### TASK TO CARRY OUT
State how many lines in the entries below include the string "title", and give nothing beyond that number.

### INPUT FOR THIS TASK
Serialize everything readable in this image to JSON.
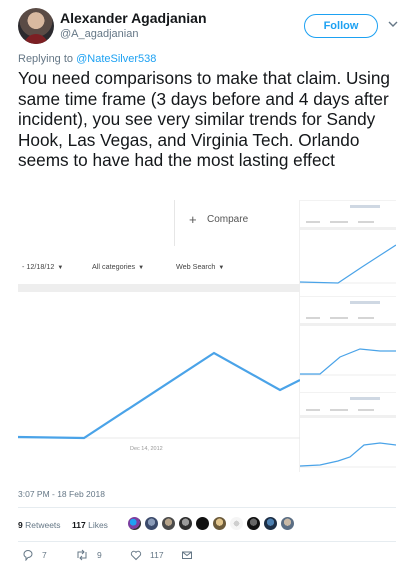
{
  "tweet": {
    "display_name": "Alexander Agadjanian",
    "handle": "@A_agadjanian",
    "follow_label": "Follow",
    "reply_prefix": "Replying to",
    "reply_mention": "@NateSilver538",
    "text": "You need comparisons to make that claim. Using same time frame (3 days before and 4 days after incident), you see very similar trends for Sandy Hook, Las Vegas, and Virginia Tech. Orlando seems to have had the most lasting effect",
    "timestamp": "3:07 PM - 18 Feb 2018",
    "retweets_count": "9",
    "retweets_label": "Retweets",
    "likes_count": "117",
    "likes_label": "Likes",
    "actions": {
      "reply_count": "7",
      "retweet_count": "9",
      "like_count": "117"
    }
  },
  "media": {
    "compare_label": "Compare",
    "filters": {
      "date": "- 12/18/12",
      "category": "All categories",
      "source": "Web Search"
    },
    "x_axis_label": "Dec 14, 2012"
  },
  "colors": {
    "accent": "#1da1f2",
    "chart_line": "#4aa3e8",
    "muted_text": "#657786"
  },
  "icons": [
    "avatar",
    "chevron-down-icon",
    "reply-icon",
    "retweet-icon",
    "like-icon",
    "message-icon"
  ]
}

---

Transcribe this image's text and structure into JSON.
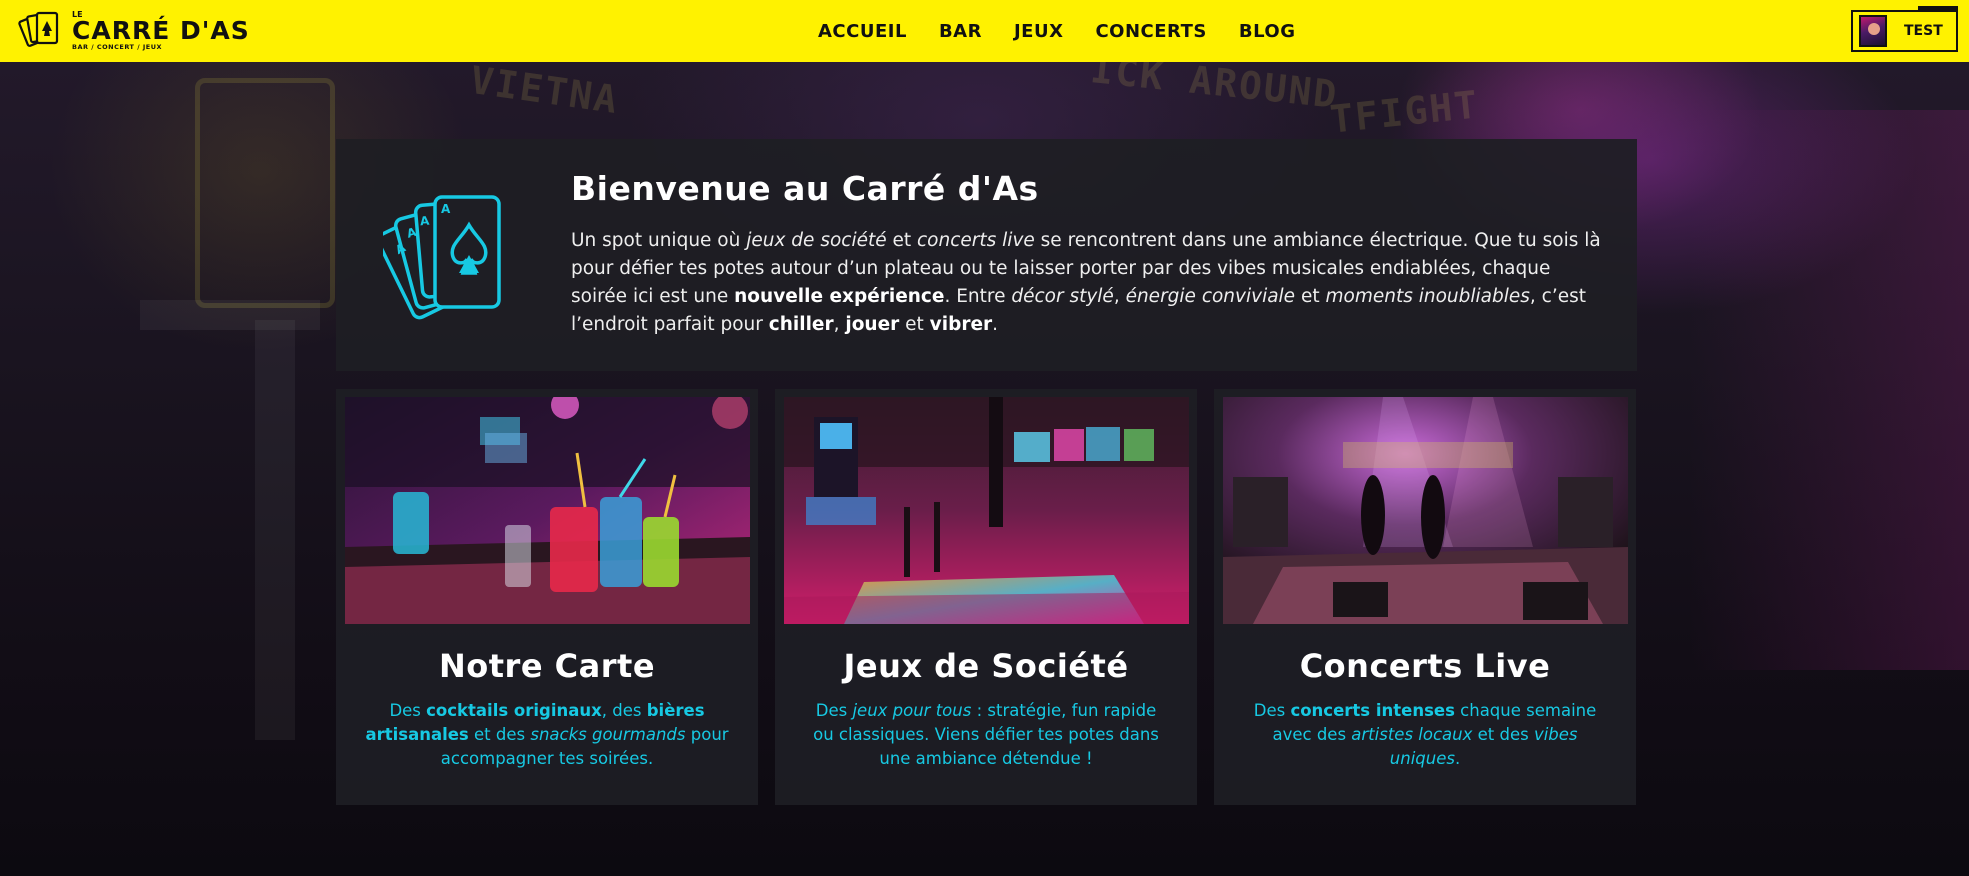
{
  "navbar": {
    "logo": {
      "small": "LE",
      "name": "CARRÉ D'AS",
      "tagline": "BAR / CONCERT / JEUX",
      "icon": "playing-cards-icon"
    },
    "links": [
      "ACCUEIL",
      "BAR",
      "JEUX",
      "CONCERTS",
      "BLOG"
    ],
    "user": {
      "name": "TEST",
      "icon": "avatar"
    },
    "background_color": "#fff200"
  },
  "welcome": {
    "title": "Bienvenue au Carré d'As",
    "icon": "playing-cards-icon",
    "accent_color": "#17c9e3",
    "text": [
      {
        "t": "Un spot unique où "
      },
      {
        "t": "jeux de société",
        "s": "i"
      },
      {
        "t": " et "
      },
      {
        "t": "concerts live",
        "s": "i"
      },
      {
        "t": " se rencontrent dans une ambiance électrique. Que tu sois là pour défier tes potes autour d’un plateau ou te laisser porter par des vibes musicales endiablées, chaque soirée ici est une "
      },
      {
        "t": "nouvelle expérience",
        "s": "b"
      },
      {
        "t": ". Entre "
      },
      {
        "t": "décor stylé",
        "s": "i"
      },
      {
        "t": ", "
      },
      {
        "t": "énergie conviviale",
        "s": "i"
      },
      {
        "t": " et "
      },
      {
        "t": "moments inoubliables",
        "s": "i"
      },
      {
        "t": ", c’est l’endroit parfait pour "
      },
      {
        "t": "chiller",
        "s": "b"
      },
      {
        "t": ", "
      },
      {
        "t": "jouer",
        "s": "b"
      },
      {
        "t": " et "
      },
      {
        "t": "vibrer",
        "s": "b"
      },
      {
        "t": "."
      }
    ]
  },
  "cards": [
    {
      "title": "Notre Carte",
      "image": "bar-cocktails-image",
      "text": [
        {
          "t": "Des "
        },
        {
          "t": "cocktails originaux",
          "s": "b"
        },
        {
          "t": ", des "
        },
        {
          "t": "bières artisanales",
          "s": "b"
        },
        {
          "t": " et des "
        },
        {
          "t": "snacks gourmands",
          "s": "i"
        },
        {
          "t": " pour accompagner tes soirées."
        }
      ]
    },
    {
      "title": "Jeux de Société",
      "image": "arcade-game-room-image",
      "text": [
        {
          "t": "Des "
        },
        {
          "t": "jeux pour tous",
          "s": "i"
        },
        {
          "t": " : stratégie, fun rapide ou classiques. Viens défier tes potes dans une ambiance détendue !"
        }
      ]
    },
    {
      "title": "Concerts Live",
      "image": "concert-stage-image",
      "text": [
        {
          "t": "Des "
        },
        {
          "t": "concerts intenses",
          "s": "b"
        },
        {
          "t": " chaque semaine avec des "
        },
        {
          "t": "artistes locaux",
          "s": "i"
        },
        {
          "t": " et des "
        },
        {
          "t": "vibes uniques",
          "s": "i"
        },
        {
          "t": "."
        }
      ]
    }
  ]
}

### EXERCISE SOLUTION
4